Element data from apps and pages

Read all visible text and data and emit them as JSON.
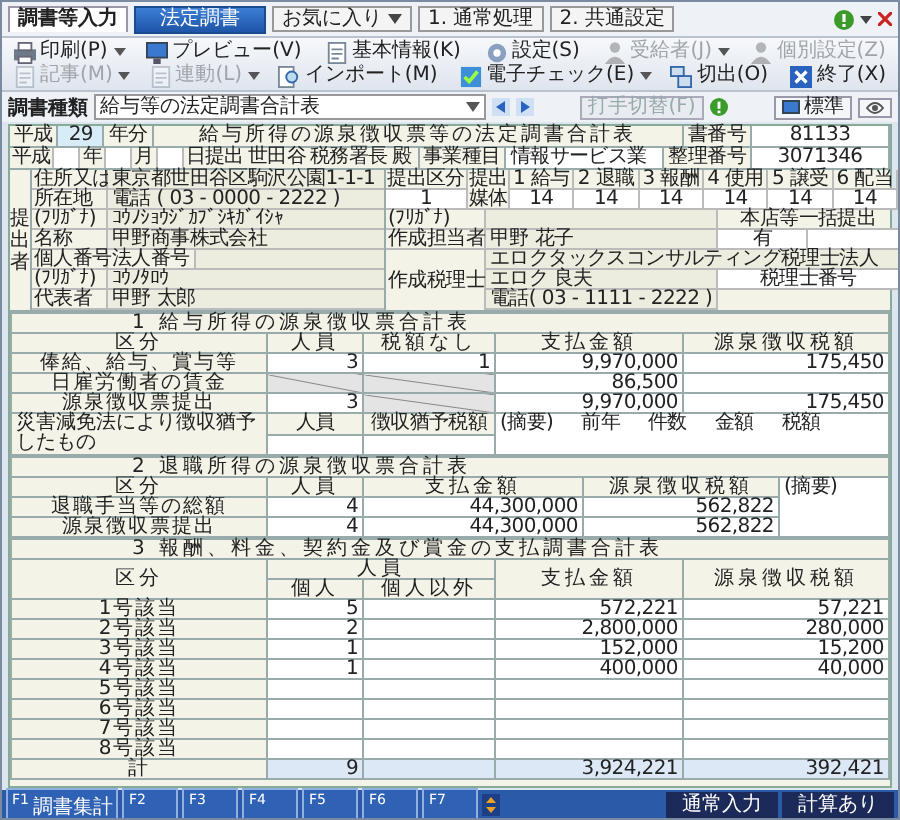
{
  "tabs": [
    {
      "label": "調書等入力",
      "selected": true
    }
  ],
  "mode_button": "法定調書",
  "menus": [
    {
      "label": "お気に入り",
      "dropdown": true
    },
    {
      "label": "1. 通常処理",
      "dropdown": false
    },
    {
      "label": "2. 共通設定",
      "dropdown": false
    }
  ],
  "toolbar": [
    {
      "label": "印刷(P)",
      "disabled": false,
      "dropdown": true
    },
    {
      "label": "プレビュー(V)",
      "disabled": false,
      "dropdown": false
    },
    {
      "label": "基本情報(K)",
      "disabled": false,
      "dropdown": false
    },
    {
      "label": "設定(S)",
      "disabled": false,
      "dropdown": false
    },
    {
      "label": "受給者(J)",
      "disabled": true,
      "dropdown": true
    },
    {
      "label": "個別設定(Z)",
      "disabled": true,
      "dropdown": false
    },
    {
      "label": "記事(M)",
      "disabled": true,
      "dropdown": true
    },
    {
      "label": "連動(L)",
      "disabled": true,
      "dropdown": true
    },
    {
      "label": "インポート(M)",
      "disabled": false,
      "dropdown": false
    },
    {
      "label": "電子チェック(E)",
      "disabled": false,
      "dropdown": true
    },
    {
      "label": "切出(O)",
      "disabled": false,
      "dropdown": false
    },
    {
      "label": "終了(X)",
      "disabled": false,
      "dropdown": false
    }
  ],
  "doc_type": {
    "label": "調書種類",
    "value": "給与等の法定調書合計表"
  },
  "switch_button": {
    "label": "打手切替(F)",
    "disabled": true
  },
  "view_button": "標準",
  "form": {
    "era": "平成",
    "year": "29",
    "year_suffix": "年分",
    "title": "給与所得の源泉徴収票等の法定調書合計表",
    "doc_number_label": "書番号",
    "doc_number": "81133",
    "submission": {
      "era": "平成",
      "units": [
        "年",
        "月",
        "日提出"
      ],
      "office": "世田谷",
      "office_suffix": "税務署長",
      "honorific": "殿"
    },
    "business_label": "事業種目",
    "business": "情報サービス業",
    "ref_label": "整理番号",
    "ref": "3071346",
    "submitter_label": "提出者",
    "left_rows": [
      {
        "labels": [
          "住所又は"
        ],
        "value": "東京都世田谷区駒沢公園1-1-1"
      },
      {
        "labels": [
          "所在地"
        ],
        "value": "電話 ( 03 - 0000 - 2222 )"
      },
      {
        "labels": [
          "(ﾌﾘｶﾞﾅ)"
        ],
        "value": "ｺｳﾉｼｮｳｼﾞｶﾌﾞｼｷｶﾞｲｼｬ"
      },
      {
        "labels": [
          "名称"
        ],
        "value": "甲野商事株式会社"
      },
      {
        "labels": [
          "個人番号",
          "法人番号"
        ]
      },
      {
        "labels": [
          "(ﾌﾘｶﾞﾅ)"
        ],
        "value": "ｺｳﾉﾀﾛｳ"
      },
      {
        "labels": [
          "代表者"
        ],
        "value": "甲野 太郎"
      }
    ],
    "filing": {
      "class_label": "提出区分",
      "class": "1",
      "media_label": "提出媒体",
      "media": [
        {
          "label": "1 給与",
          "value": "14"
        },
        {
          "label": "2 退職",
          "value": "14"
        },
        {
          "label": "3 報酬",
          "value": "14"
        },
        {
          "label": "4 使用",
          "value": "14"
        },
        {
          "label": "5 譲受",
          "value": "14"
        },
        {
          "label": "6 配当",
          "value": "14"
        }
      ]
    },
    "kana_label": "(ﾌﾘｶﾞﾅ)",
    "head_office_label": "本店等一括提出",
    "head_office": "有",
    "contact_label": "作成担当者",
    "contact": "甲野 花子",
    "accountant_label": "作成税理士",
    "accountant_firm": "エロクタックスコンサルティング税理士法人",
    "accountant": "エロク 良夫",
    "accountant_no_label": "税理士番号",
    "accountant_phone": "電話( 03 - 1111 - 2222 )",
    "sec1": {
      "number": "1",
      "title": "給与所得の源泉徴収票合計表",
      "label_column": "区分",
      "columns": [
        "人員",
        "税額なし",
        "支払金額",
        "源泉徴収税額"
      ],
      "rows": [
        {
          "label": "俸給、給与、賞与等",
          "cells": [
            {
              "kind": "value",
              "text": "3"
            },
            {
              "kind": "value",
              "text": "1"
            },
            {
              "kind": "value",
              "text": "9,970,000"
            },
            {
              "kind": "value",
              "text": "175,450"
            }
          ]
        },
        {
          "label": "日雇労働者の賃金",
          "cells": [
            {
              "kind": "na"
            },
            {
              "kind": "na"
            },
            {
              "kind": "value",
              "text": "86,500"
            },
            {
              "kind": "value"
            }
          ]
        },
        {
          "label": "源泉徴収票提出",
          "cells": [
            {
              "kind": "value",
              "text": "3"
            },
            {
              "kind": "na"
            },
            {
              "kind": "value",
              "text": "9,970,000"
            },
            {
              "kind": "value",
              "text": "175,450"
            }
          ]
        }
      ],
      "relief": {
        "label": "災害減免法により徴収猶予したもの",
        "columns": [
          "人員",
          "徴収猶予税額"
        ],
        "notes": [
          "(摘要)",
          "前年",
          "件数",
          "金額",
          "税額"
        ]
      }
    },
    "sec2": {
      "number": "2",
      "title": "退職所得の源泉徴収票合計表",
      "label_column": "区分",
      "columns": [
        "人員",
        "支払金額",
        "源泉徴収税額"
      ],
      "note_label": "(摘要)",
      "rows": [
        {
          "label": "退職手当等の総額",
          "cells": [
            "4",
            "44,300,000",
            "562,822"
          ]
        },
        {
          "label": "源泉徴収票提出",
          "cells": [
            "4",
            "44,300,000",
            "562,822"
          ]
        }
      ]
    },
    "sec3": {
      "number": "3",
      "title": "報酬、料金、契約金及び賞金の支払調書合計表",
      "label_column": "区分",
      "columns": [
        {
          "label": "人員",
          "colspan": 2
        },
        {
          "label": "支払金額"
        },
        {
          "label": "源泉徴収税額"
        }
      ],
      "subcolumns": [
        "個人",
        "個人以外"
      ],
      "rows": [
        {
          "kind": "item",
          "label": "1号該当",
          "cells": [
            "5",
            null,
            "572,221",
            "57,221"
          ]
        },
        {
          "kind": "item",
          "label": "2号該当",
          "cells": [
            "2",
            null,
            "2,800,000",
            "280,000"
          ]
        },
        {
          "kind": "item",
          "label": "3号該当",
          "cells": [
            "1",
            null,
            "152,000",
            "15,200"
          ]
        },
        {
          "kind": "item",
          "label": "4号該当",
          "cells": [
            "1",
            null,
            "400,000",
            "40,000"
          ]
        },
        {
          "kind": "item",
          "label": "5号該当",
          "cells": [
            null,
            null,
            null,
            null
          ]
        },
        {
          "kind": "item",
          "label": "6号該当",
          "cells": [
            null,
            null,
            null,
            null
          ]
        },
        {
          "kind": "item",
          "label": "7号該当",
          "cells": [
            null,
            null,
            null,
            null
          ]
        },
        {
          "kind": "item",
          "label": "8号該当",
          "cells": [
            null,
            null,
            null,
            null
          ]
        },
        {
          "kind": "total",
          "label": "計",
          "cells": [
            "9",
            null,
            "3,924,221",
            "392,421"
          ]
        }
      ]
    }
  },
  "function_keys": [
    {
      "key": "F1",
      "label": "調書集計"
    },
    {
      "key": "F2"
    },
    {
      "key": "F3"
    },
    {
      "key": "F4"
    },
    {
      "key": "F5"
    },
    {
      "key": "F6"
    },
    {
      "key": "F7"
    }
  ],
  "status": [
    "通常入力",
    "計算あり"
  ]
}
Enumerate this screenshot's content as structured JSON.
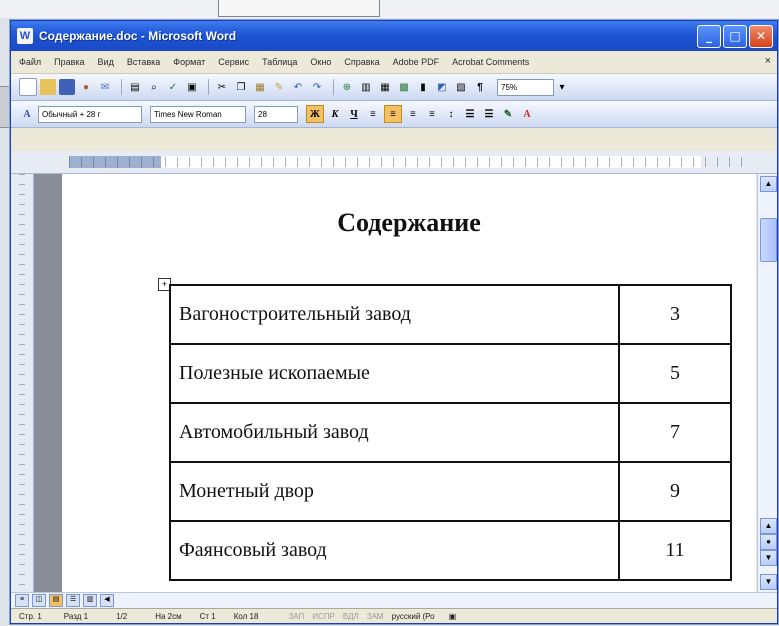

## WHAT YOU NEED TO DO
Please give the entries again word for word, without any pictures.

## RESULT OF THIS EXERCISE
Read all visible text and data and emit them as JSON.
{
  "tabs": [
    {
      "label": "調書等入力",
      "selected": true
    }
  ],
  "mode_button": "法定調書",
  "menus": [
    {
      "label": "お気に入り",
      "dropdown": true
    },
    {
      "label": "1. 通常処理",
      "dropdown": false
    },
    {
      "label": "2. 共通設定",
      "dropdown": false
    }
  ],
  "toolbar": [
    {
      "label": "印刷(P)",
      "disabled": false,
      "dropdown": true
    },
    {
      "label": "プレビュー(V)",
      "disabled": false,
      "dropdown": false
    },
    {
      "label": "基本情報(K)",
      "disabled": false,
      "dropdown": false
    },
    {
      "label": "設定(S)",
      "disabled": false,
      "dropdown": false
    },
    {
      "label": "受給者(J)",
      "disabled": true,
      "dropdown": true
    },
    {
      "label": "個別設定(Z)",
      "disabled": true,
      "dropdown": false
    },
    {
      "label": "記事(M)",
      "disabled": true,
      "dropdown": true
    },
    {
      "label": "連動(L)",
      "disabled": true,
      "dropdown": true
    },
    {
      "label": "インポート(M)",
      "disabled": false,
      "dropdown": false
    },
    {
      "label": "電子チェック(E)",
      "disabled": false,
      "dropdown": true
    },
    {
      "label": "切出(O)",
      "disabled": false,
      "dropdown": false
    },
    {
      "label": "終了(X)",
      "disabled": false,
      "dropdown": false
    }
  ],
  "doc_type": {
    "label": "調書種類",
    "value": "給与等の法定調書合計表"
  },
  "switch_button": {
    "label": "打手切替(F)",
    "disabled": true
  },
  "view_button": "標準",
  "form": {
    "era": "平成",
    "year": "29",
    "year_suffix": "年分",
    "title": "給与所得の源泉徴収票等の法定調書合計表",
    "doc_number_label": "書番号",
    "doc_number": "81133",
    "submission": {
      "era": "平成",
      "units": [
        "年",
        "月",
        "日提出"
      ],
      "office": "世田谷",
      "office_suffix": "税務署長",
      "honorific": "殿"
    },
    "business_label": "事業種目",
    "business": "情報サービス業",
    "ref_label": "整理番号",
    "ref": "3071346",
    "submitter_label": "提出者",
    "left_rows": [
      {
        "labels": [
          "住所又は"
        ],
        "value": "東京都世田谷区駒沢公園1-1-1"
      },
      {
        "labels": [
          "所在地"
        ],
        "value": "電話 ( 03 - 0000 - 2222 )"
      },
      {
        "labels": [
          "(ﾌﾘｶﾞﾅ)"
        ],
        "value": "ｺｳﾉｼｮｳｼﾞｶﾌﾞｼｷｶﾞｲｼｬ"
      },
      {
        "labels": [
          "名称"
        ],
        "value": "甲野商事株式会社"
      },
      {
        "labels": [
          "個人番号",
          "法人番号"
        ]
      },
      {
        "labels": [
          "(ﾌﾘｶﾞﾅ)"
        ],
        "value": "ｺｳﾉﾀﾛｳ"
      },
      {
        "labels": [
          "代表者"
        ],
        "value": "甲野 太郎"
      }
    ],
    "filing": {
      "class_label": "提出区分",
      "class": "1",
      "media_label": "提出媒体",
      "media": [
        {
          "label": "1 給与",
          "value": "14"
        },
        {
          "label": "2 退職",
          "value": "14"
        },
        {
          "label": "3 報酬",
          "value": "14"
        },
        {
          "label": "4 使用",
          "value": "14"
        },
        {
          "label": "5 譲受",
          "value": "14"
        },
        {
          "label": "6 配当",
          "value": "14"
        }
      ]
    },
    "kana_label": "(ﾌﾘｶﾞﾅ)",
    "head_office_label": "本店等一括提出",
    "head_office": "有",
    "contact_label": "作成担当者",
    "contact": "甲野 花子",
    "accountant_label": "作成税理士",
    "accountant_firm": "エロクタックスコンサルティング税理士法人",
    "accountant": "エロク 良夫",
    "accountant_no_label": "税理士番号",
    "accountant_phone": "電話( 03 - 1111 - 2222 )",
    "sec1": {
      "number": "1",
      "title": "給与所得の源泉徴収票合計表",
      "label_column": "区分",
      "columns": [
        "人員",
        "税額なし",
        "支払金額",
        "源泉徴収税額"
      ],
      "rows": [
        {
          "label": "俸給、給与、賞与等",
          "cells": [
            {
              "kind": "value",
              "text": "3"
            },
            {
              "kind": "value",
              "text": "1"
            },
            {
              "kind": "value",
              "text": "9,970,000"
            },
            {
              "kind": "value",
              "text": "175,450"
            }
          ]
        },
        {
          "label": "日雇労働者の賃金",
          "cells": [
            {
              "kind": "na"
            },
            {
              "kind": "na"
            },
            {
              "kind": "value",
              "text": "86,500"
            },
            {
              "kind": "value"
            }
          ]
        },
        {
          "label": "源泉徴収票提出",
          "cells": [
            {
              "kind": "value",
              "text": "3"
            },
            {
              "kind": "na"
            },
            {
              "kind": "value",
              "text": "9,970,000"
            },
            {
              "kind": "value",
              "text": "175,450"
            }
          ]
        }
      ],
      "relief": {
        "label": "災害減免法により徴収猶予したもの",
        "columns": [
          "人員",
          "徴収猶予税額"
        ],
        "notes": [
          "(摘要)",
          "前年",
          "件数",
          "金額",
          "税額"
        ]
      }
    },
    "sec2": {
      "number": "2",
      "title": "退職所得の源泉徴収票合計表",
      "label_column": "区分",
      "columns": [
        "人員",
        "支払金額",
        "源泉徴収税額"
      ],
      "note_label": "(摘要)",
      "rows": [
        {
          "label": "退職手当等の総額",
          "cells": [
            "4",
            "44,300,000",
            "562,822"
          ]
        },
        {
          "label": "源泉徴収票提出",
          "cells": [
            "4",
            "44,300,000",
            "562,822"
          ]
        }
      ]
    },
    "sec3": {
      "number": "3",
      "title": "報酬、料金、契約金及び賞金の支払調書合計表",
      "label_column": "区分",
      "columns": [
        {
          "label": "人員",
          "colspan": 2
        },
        {
          "label": "支払金額"
        },
        {
          "label": "源泉徴収税額"
        }
      ],
      "subcolumns": [
        "個人",
        "個人以外"
      ],
      "rows": [
        {
          "kind": "item",
          "label": "1号該当",
          "cells": [
            "5",
            null,
            "572,221",
            "57,221"
          ]
        },
        {
          "kind": "item",
          "label": "2号該当",
          "cells": [
            "2",
            null,
            "2,800,000",
            "280,000"
          ]
        },
        {
          "kind": "item",
          "label": "3号該当",
          "cells": [
            "1",
            null,
            "152,000",
            "15,200"
          ]
        },
        {
          "kind": "item",
          "label": "4号該当",
          "cells": [
            "1",
            null,
            "400,000",
            "40,000"
          ]
        },
        {
          "kind": "item",
          "label": "5号該当",
          "cells": [
            null,
            null,
            null,
            null
          ]
        },
        {
          "kind": "item",
          "label": "6号該当",
          "cells": [
            null,
            null,
            null,
            null
          ]
        },
        {
          "kind": "item",
          "label": "7号該当",
          "cells": [
            null,
            null,
            null,
            null
          ]
        },
        {
          "kind": "item",
          "label": "8号該当",
          "cells": [
            null,
            null,
            null,
            null
          ]
        },
        {
          "kind": "total",
          "label": "計",
          "cells": [
            "9",
            null,
            "3,924,221",
            "392,421"
          ]
        }
      ]
    }
  },
  "function_keys": [
    {
      "key": "F1",
      "label": "調書集計"
    },
    {
      "key": "F2"
    },
    {
      "key": "F3"
    },
    {
      "key": "F4"
    },
    {
      "key": "F5"
    },
    {
      "key": "F6"
    },
    {
      "key": "F7"
    }
  ],
  "status": [
    "通常入力",
    "計算あり"
  ]
}
Enumerate this screenshot's content as structured JSON.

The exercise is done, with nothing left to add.